I loved reading in today's WSJ how McCain Seems To Have Obama Beat in One Arena - that arena as you already know readers is in search marketing. I'm snickering as I read the article again especially these points:
- So-called ambush ads are typically reserved for Web-savvy marketers such as General Motors and AT&T. The newest believer: a 71-year-old presidential candidate.
- But Sen. John McCain is in some ways outsmarting Sen. Obama when it comes to Internet marketing. One example: As of Wednesday, a Google search for "Joe Biden" or even just "Biden" resulted in a prominently displayed ad labeled "Joe Biden on Obama" that links to Sen. McCain's site.
- There, a video begins playing that shows Sen. Biden criticizing Sen. Obama during the Democratic primaries. The move mimics the "ambush" strategy that advertisers often employ: buying a competitor's term so that an ad for the buyer's own product appears when a consumer searches for the other brand.
- As a result, Sen. McCain's ad takes the top spot alongside search results, while Mr. Obama's ad appears lower in the results.
- Sen. McCain's team has been the aggressor in other ways, too. In recent days, it has bought search ads tied to key terms such as "U.S. economy" and "housing crisis," which take visitors to Web sites outlining Sen. McCain's plan on those issues.
- In July, the McCain campaign had 15.1 million sponsored link impressions -- the number of times that an ad is downloaded onto a computer screen -- compared with the 1.2 million for the Obama campaign, according to Nielsen Online
Now while I like to point out how savvy I've been on this, today in a moment of humility is not all about me. Connell Donatelli with the McCain eCampaign team works really well together. I received briefing papers, the video ads, quickly built landing pages that track through, and a little freedom to build out the search campaign. It was live within hours Saturday morning while my munchkins were watching Saturday morning cartoons.

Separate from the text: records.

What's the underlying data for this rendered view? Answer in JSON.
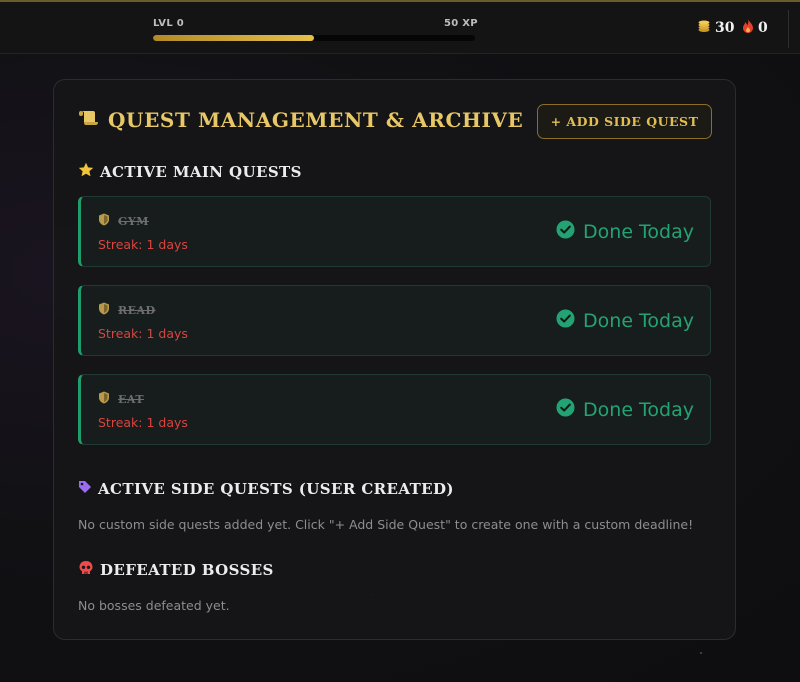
{
  "topbar": {
    "level_label": "LVL 0",
    "xp_label": "50 XP",
    "xp_progress": 0.5,
    "coins": "30",
    "streak": "0",
    "coins_icon": "coins-icon",
    "streak_icon": "fire-icon"
  },
  "panel": {
    "title": "QUEST MANAGEMENT & ARCHIVE",
    "title_icon": "scroll-icon",
    "add_button_label": "+ ADD SIDE QUEST"
  },
  "main_quests": {
    "title": "ACTIVE MAIN QUESTS",
    "title_icon": "star-icon",
    "items": [
      {
        "name": "GYM",
        "streak": "Streak: 1 days",
        "status": "Done Today"
      },
      {
        "name": "READ",
        "streak": "Streak: 1 days",
        "status": "Done Today"
      },
      {
        "name": "EAT",
        "streak": "Streak: 1 days",
        "status": "Done Today"
      }
    ]
  },
  "side_quests": {
    "title": "ACTIVE SIDE QUESTS (USER CREATED)",
    "title_icon": "tag-icon",
    "empty_text": "No custom side quests added yet. Click \"+ Add Side Quest\" to create one with a custom deadline!"
  },
  "bosses": {
    "title": "DEFEATED BOSSES",
    "title_icon": "skull-icon",
    "empty_text": "No bosses defeated yet."
  },
  "colors": {
    "gold": "#e8c766",
    "success": "#23a373",
    "danger": "#d9443f"
  }
}
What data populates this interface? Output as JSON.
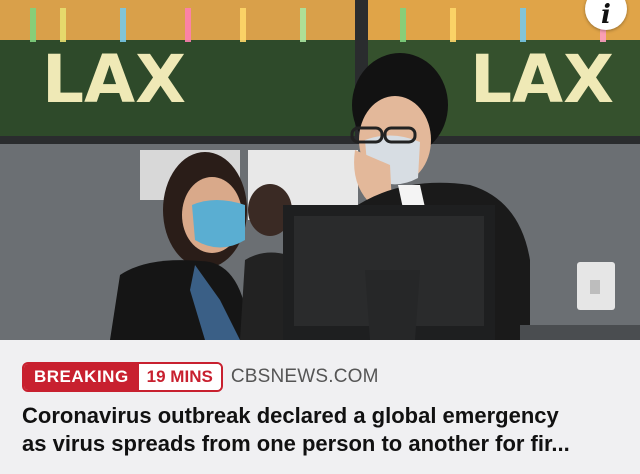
{
  "photo": {
    "sign_text_left": "LAX",
    "sign_text_right": "LAX",
    "alt": ""
  },
  "info_button": {
    "label": "i",
    "icon": "info-icon"
  },
  "badge": {
    "breaking": "BREAKING",
    "age": "19 MINS"
  },
  "source": "CBSNEWS.COM",
  "headline_line1": "Coronavirus outbreak declared a global emergency",
  "headline_line2": "as virus spreads from one person to another for fir...",
  "colors": {
    "accent": "#c8202f",
    "caption_bg": "#f0f0f2"
  }
}
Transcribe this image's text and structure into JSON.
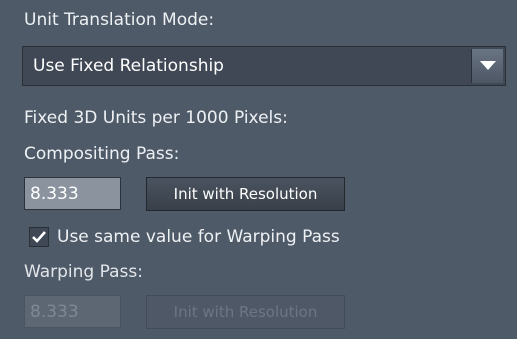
{
  "unit_translation": {
    "label": "Unit Translation Mode:",
    "selected": "Use Fixed Relationship"
  },
  "fixed_units_label": "Fixed 3D Units per 1000 Pixels:",
  "compositing": {
    "label": "Compositing Pass:",
    "value": "8.333",
    "button_label": "Init with Resolution"
  },
  "same_value_checkbox": {
    "label": "Use same value for Warping Pass",
    "checked": true
  },
  "warping": {
    "label": "Warping Pass:",
    "value": "8.333",
    "button_label": "Init with Resolution"
  },
  "colors": {
    "panel_bg": "#4f5a68",
    "field_bg": "#8a939e",
    "dropdown_bg": "#3f4854"
  },
  "icons": {
    "dropdown": "chevron-down-icon",
    "checkbox": "checkmark-icon"
  }
}
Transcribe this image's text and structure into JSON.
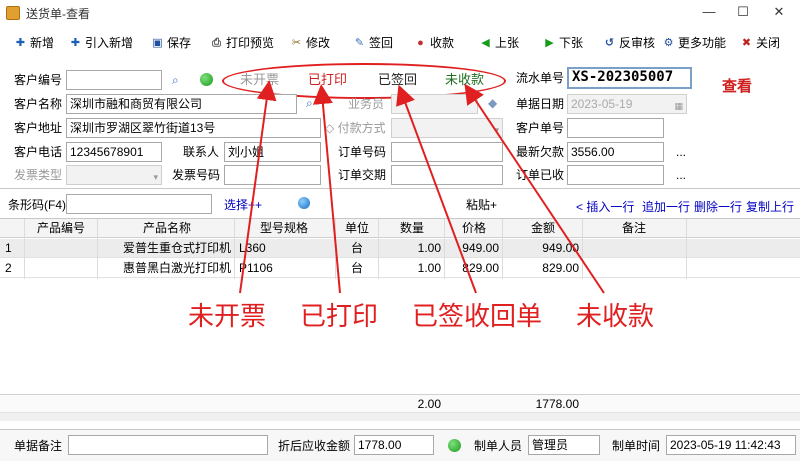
{
  "window": {
    "title": "送货单-查看",
    "min": "—",
    "max": "☐",
    "close": "✕"
  },
  "toolbar": [
    {
      "key": "add",
      "label": "新增",
      "icon": "plus-icon",
      "glyph": "✚",
      "color": "#1a5fb4"
    },
    {
      "key": "import",
      "label": "引入新增",
      "icon": "plus-icon",
      "glyph": "✚",
      "color": "#1a5fb4"
    },
    {
      "key": "save",
      "label": "保存",
      "icon": "floppy-icon",
      "glyph": "▣",
      "color": "#2050a0"
    },
    {
      "key": "print_preview",
      "label": "打印预览",
      "icon": "printer-icon",
      "glyph": "⎙",
      "color": "#555555"
    },
    {
      "key": "modify",
      "label": "修改",
      "icon": "scissors-icon",
      "glyph": "✂",
      "color": "#8a6a20"
    },
    {
      "key": "sign",
      "label": "签回",
      "icon": "sign-icon",
      "glyph": "✎",
      "color": "#3a70c0"
    },
    {
      "key": "receive",
      "label": "收款",
      "icon": "coins-icon",
      "glyph": "●",
      "color": "#c03030"
    },
    {
      "key": "prev",
      "label": "上张",
      "icon": "arrow-left-icon",
      "glyph": "◀",
      "color": "#1a9a1a"
    },
    {
      "key": "next",
      "label": "下张",
      "icon": "arrow-right-icon",
      "glyph": "▶",
      "color": "#1a9a1a"
    },
    {
      "key": "unaudit",
      "label": "反审核",
      "icon": "unaudit-icon",
      "glyph": "↺",
      "color": "#2050a0"
    },
    {
      "key": "more",
      "label": "更多功能",
      "icon": "gear-icon",
      "glyph": "⚙",
      "color": "#2050a0"
    },
    {
      "key": "close",
      "label": "关闭",
      "icon": "close-icon",
      "glyph": "✖",
      "color": "#c02020"
    }
  ],
  "status": {
    "invoice": "未开票",
    "printed": "已打印",
    "signed": "已签回",
    "payment": "未收款"
  },
  "view_mark": "查看",
  "form": {
    "customer_no_label": "客户编号",
    "customer_no": "",
    "customer_name_label": "客户名称",
    "customer_name": "深圳市融和商贸有限公司",
    "salesman_label": "业务员",
    "salesman": "",
    "address_label": "客户地址",
    "address": "深圳市罗湖区翠竹街道13号",
    "pay_method_label": "付款方式",
    "pay_method": "",
    "customer_code_label": "客户单号",
    "customer_code": "",
    "phone_label": "客户电话",
    "phone": "12345678901",
    "contact_label": "联系人",
    "contact": "刘小姐",
    "order_no_label": "订单号码",
    "order_no": "",
    "latest_debt_label": "最新欠款",
    "latest_debt": "3556.00",
    "invoice_type_label": "发票类型",
    "invoice_type": "",
    "invoice_no_label": "发票号码",
    "invoice_no": "",
    "order_date_label": "订单交期",
    "order_date": "",
    "order_received_label": "订单已收",
    "order_received": "",
    "serial_label": "流水单号",
    "serial": "XS-202305007",
    "doc_date_label": "单据日期",
    "doc_date": "2023-05-19"
  },
  "barcode": {
    "label": "条形码(F4)",
    "value": "",
    "select": "选择++",
    "paste": "粘贴+"
  },
  "row_actions": [
    "< 插入一行",
    "追加一行",
    "删除一行",
    "复制上行"
  ],
  "table": {
    "headers": [
      "产品编号",
      "产品名称",
      "型号规格",
      "单位",
      "数量",
      "价格",
      "金额",
      "备注"
    ],
    "rows": [
      {
        "idx": "1",
        "code": "",
        "name": "爱普生重仓式打印机",
        "model": "L360",
        "unit": "台",
        "qty": "1.00",
        "price": "949.00",
        "amount": "949.00",
        "note": ""
      },
      {
        "idx": "2",
        "code": "",
        "name": "惠普黑白激光打印机",
        "model": "P1106",
        "unit": "台",
        "qty": "1.00",
        "price": "829.00",
        "amount": "829.00",
        "note": ""
      }
    ],
    "totals": {
      "qty": "2.00",
      "amount": "1778.00"
    }
  },
  "annotations": [
    "未开票",
    "已打印",
    "已签收回单",
    "未收款"
  ],
  "footer": {
    "note_label": "单据备注",
    "note": "",
    "discount_label": "折后应收金额",
    "discount": "1778.00",
    "maker_label": "制单人员",
    "maker": "管理员",
    "time_label": "制单时间",
    "time": "2023-05-19 11:42:43"
  },
  "colors": {
    "status_red": "#cc2020",
    "status_green": "#207020",
    "annotation": "#e02020",
    "link_blue": "#0000c0"
  }
}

These ads were some of our best ones and I snickered when I realized how good the whole thing came together - now The Wall Street Journal backed it up with good quotes and research. The only thing they got wrong was the "in recent days" comment because we've been aggressive for months; someone like the WSJ finally decided to stop believing the Obama internet hype and look around a bit.
Anyway, I can't go into any more detail, but it was fun to read that article this morning while having breakfast...Oh one final note that my wife just pointed out - is it a coincidence that the WSJ mentioned that ambush ads are typically reserved for Web-savvy marketers such as AT&T, when the main person running the search campaigns (me) is a 10 year AT&T veteran?